Bring on the Broccoli
Some vegetables, like broccoli, can be found year-round at farmers’ markets. Cooler weather brings out the best bunches with crispy stalks, green florets and a bright, earthy flavor. As a member of the cabbage family, it can give off strong odors when past its prime, so be particular and choose heavy heads with small buds tightly packed together. Yellowing is another sign of deteriorating broccoli.
California produces more than 90% of the broccoli crop for the United States and was introduced here in the 1920s by the D’Arrigo brothers, who farmed in the San Jose area.
Nutritionally rich, broccoli is usually green, but some varieties have purple or white buds – all tasting pretty much the same. Showiest of them all, with its large chartreuse-colored florets growing in a spiraling conical head, is the delicately flavored Romanesco broccoli.
Broccoli rabe, known as rapini or rabe, is similar to broccoli in appearance but is actually the flower shoot of a type of turnip. It’s a little bitter with thin stalks, small buds and plenty of leaves. Broccolini, with long, leggy stems, small florets and a few leaves, is tender and sweet – a cross between broccoli and Chinese broccoli.
If you come across a dark green leafy vegetable with small florets and thick stems, it’s probably Chinese broccoli, or Gai Lan. The large flat bluish green leaves and stems are perfect partners in stir fries, soups, stews and as a side dish.
Roasting brings out the natural sugars in vegetables, mellowing out strong flavors and producing golden, toasty morsels. Pre-cooking or steaming the vegetables before roasting is the best way to make them caramelized and tender. Preheat an oven to 375 degrees. Chop the vegetables in uniform-sized pieces. Spread in a single layer on a baking sheet and drizzle with olive oil then season with salt and pepper. Cover with foil and steam for half the cooking time. Remove foil and leave uncovered for the second half of cooking time to roast the vegetables until they caramelize,
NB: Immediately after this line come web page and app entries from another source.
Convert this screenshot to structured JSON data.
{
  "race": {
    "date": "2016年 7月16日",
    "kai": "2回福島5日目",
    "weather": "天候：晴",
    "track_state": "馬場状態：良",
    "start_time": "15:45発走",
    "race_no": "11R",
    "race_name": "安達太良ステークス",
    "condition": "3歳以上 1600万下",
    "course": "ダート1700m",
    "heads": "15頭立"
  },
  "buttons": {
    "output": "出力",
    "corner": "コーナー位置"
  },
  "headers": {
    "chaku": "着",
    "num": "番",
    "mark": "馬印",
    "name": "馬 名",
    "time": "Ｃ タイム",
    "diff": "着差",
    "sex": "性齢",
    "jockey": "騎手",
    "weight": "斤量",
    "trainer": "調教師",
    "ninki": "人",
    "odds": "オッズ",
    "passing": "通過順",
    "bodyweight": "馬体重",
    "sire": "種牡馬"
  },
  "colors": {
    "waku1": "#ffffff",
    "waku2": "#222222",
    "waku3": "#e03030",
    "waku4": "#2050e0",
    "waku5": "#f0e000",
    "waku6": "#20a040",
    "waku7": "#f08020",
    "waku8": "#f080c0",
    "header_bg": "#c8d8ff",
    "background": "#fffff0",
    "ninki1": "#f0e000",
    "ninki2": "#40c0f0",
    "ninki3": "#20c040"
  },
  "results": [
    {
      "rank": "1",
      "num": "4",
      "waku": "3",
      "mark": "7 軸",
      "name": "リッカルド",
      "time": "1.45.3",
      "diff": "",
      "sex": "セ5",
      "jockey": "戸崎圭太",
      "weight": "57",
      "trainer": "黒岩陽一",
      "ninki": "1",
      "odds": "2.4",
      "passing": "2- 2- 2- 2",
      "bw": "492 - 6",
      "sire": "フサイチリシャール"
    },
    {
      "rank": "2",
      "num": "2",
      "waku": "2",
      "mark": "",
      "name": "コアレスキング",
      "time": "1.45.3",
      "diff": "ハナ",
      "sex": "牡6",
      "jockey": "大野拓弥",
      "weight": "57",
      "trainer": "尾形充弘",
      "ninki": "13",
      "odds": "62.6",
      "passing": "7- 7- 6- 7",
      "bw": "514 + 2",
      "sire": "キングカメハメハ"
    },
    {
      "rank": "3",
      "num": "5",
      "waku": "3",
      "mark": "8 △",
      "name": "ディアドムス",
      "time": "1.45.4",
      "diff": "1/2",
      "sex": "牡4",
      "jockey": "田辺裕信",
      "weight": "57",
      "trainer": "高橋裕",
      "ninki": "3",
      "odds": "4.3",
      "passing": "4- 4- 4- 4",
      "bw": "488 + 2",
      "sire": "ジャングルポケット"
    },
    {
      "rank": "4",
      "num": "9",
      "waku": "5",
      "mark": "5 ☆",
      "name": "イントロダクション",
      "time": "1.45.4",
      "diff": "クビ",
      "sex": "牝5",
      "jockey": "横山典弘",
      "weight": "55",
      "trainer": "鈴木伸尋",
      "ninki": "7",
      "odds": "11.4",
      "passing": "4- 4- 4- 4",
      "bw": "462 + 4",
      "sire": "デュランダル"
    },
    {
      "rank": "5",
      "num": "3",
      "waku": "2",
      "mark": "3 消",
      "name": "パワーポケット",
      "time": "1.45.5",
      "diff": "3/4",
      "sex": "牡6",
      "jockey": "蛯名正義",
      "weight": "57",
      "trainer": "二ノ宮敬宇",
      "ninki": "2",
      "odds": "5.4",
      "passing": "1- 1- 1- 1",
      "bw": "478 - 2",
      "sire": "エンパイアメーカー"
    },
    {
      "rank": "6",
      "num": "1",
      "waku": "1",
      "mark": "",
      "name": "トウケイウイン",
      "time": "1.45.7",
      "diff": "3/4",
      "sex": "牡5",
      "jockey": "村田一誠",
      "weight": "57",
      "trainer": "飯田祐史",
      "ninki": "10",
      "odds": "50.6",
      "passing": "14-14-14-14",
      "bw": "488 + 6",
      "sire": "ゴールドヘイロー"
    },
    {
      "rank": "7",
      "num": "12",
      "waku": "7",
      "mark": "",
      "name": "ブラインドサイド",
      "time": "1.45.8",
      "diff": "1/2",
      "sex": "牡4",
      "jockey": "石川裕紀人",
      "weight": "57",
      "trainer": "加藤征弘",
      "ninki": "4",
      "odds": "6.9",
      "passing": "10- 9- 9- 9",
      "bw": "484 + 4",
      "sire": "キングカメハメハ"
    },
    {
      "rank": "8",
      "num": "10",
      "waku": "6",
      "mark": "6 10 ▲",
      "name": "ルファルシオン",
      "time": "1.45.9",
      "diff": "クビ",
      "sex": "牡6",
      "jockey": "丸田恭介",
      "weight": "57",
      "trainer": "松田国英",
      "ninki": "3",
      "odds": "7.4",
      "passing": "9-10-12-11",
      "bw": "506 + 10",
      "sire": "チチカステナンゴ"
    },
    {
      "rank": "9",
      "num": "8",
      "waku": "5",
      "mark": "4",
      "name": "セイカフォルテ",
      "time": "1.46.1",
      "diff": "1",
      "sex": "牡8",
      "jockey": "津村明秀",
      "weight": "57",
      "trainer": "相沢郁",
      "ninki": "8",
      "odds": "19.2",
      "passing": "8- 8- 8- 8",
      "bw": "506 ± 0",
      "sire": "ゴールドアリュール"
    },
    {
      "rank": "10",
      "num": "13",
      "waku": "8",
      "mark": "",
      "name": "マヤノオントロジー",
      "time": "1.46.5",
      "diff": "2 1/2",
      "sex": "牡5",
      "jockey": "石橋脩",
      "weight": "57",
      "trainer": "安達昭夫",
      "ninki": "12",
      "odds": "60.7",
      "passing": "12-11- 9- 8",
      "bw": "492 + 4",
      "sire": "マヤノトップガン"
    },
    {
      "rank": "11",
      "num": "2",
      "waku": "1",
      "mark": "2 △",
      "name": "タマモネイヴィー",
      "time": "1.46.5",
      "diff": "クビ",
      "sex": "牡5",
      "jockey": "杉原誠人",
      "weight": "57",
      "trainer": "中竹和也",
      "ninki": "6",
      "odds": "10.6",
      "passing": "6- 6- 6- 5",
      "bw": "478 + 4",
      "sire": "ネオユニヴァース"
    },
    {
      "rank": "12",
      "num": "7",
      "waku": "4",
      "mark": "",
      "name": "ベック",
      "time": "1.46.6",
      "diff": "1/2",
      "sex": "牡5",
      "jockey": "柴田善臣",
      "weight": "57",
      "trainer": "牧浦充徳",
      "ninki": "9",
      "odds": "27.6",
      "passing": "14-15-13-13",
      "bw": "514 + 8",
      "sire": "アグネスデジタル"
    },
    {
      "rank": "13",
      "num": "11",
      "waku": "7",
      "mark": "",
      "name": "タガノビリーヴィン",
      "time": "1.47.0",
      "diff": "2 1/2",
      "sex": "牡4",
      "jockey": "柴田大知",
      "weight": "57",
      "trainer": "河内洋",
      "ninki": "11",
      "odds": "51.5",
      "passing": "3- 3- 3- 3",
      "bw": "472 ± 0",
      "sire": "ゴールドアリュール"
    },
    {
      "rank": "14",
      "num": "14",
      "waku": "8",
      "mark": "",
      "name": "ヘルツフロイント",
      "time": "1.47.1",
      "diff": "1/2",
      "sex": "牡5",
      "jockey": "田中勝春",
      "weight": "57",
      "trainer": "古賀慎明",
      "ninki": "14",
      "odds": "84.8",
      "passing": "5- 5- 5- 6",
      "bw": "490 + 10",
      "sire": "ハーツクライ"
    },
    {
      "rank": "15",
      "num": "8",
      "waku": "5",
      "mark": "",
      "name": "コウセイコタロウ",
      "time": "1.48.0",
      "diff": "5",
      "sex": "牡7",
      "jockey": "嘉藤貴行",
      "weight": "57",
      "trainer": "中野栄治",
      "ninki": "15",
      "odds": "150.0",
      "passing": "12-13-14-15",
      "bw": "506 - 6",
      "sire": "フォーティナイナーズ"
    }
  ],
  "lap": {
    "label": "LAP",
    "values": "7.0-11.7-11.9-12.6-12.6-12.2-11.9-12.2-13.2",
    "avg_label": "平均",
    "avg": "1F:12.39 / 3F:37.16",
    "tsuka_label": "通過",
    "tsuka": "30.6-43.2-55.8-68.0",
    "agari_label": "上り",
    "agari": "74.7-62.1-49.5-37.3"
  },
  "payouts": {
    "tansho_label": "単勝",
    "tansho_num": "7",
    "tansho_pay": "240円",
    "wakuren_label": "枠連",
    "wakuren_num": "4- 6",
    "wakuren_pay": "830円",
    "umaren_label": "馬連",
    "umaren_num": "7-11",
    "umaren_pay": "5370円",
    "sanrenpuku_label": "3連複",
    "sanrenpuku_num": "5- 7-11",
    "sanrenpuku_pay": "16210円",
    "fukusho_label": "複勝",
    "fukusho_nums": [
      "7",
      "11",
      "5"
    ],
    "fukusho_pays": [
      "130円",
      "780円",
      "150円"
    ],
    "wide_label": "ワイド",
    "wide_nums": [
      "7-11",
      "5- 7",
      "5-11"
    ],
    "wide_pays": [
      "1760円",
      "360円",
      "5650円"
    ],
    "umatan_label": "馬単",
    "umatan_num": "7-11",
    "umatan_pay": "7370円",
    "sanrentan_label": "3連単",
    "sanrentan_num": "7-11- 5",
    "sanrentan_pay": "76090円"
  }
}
When roasting broccoli, cut florets from the stalk and peel stalk, if necessary, before cutting into ¼ inch slices. To roast broccolini, trim an inch off the ends and cut thick stems in half lengthwise. For broccoli rabe and Chinese broccoli, trim any tough, fibrous parts of stems before roasting. Root vegetables like sweet potatoes, carrots and turnips take the longest to roast – 30 to 45 minutes. Broccoli and cauliflower take 15 to 20 minutes and tender items, like cherry tomatoes, zucchini and cooking greens, 8 to 10 minutes.
Roasted broccoli makes an especially flavorful soup. Roast 6 to 7 cups broccoli with ½ onion, cut into large pieces, 2 garlic cloves, peeled and cut in half, 3 tablespoons olive oil and salt and pepper. Cool slightly and reserve a few broccoli pieces for garnish. Place the remaining mixture in a blender with 2 cups vegetable or chicken broth. Pour into a pot to reheat. Of course, ½ cup of half and half and 1 cup of shredded cheddar cheese added to the pot only makes it tastier.
The Orinda Farmers’ Market is open every Saturday 9 a.m. to 1 p.m. on Orinda Way in Orinda Village. For more information, visit www.cccfm.org, facebook.com/OrindaFarmersMarket and Instagram at OrindaFarmersMarket or call the market hotline at 925.322.6228.
Barbara Kobsar can be reached at firstname.lastname@example.org.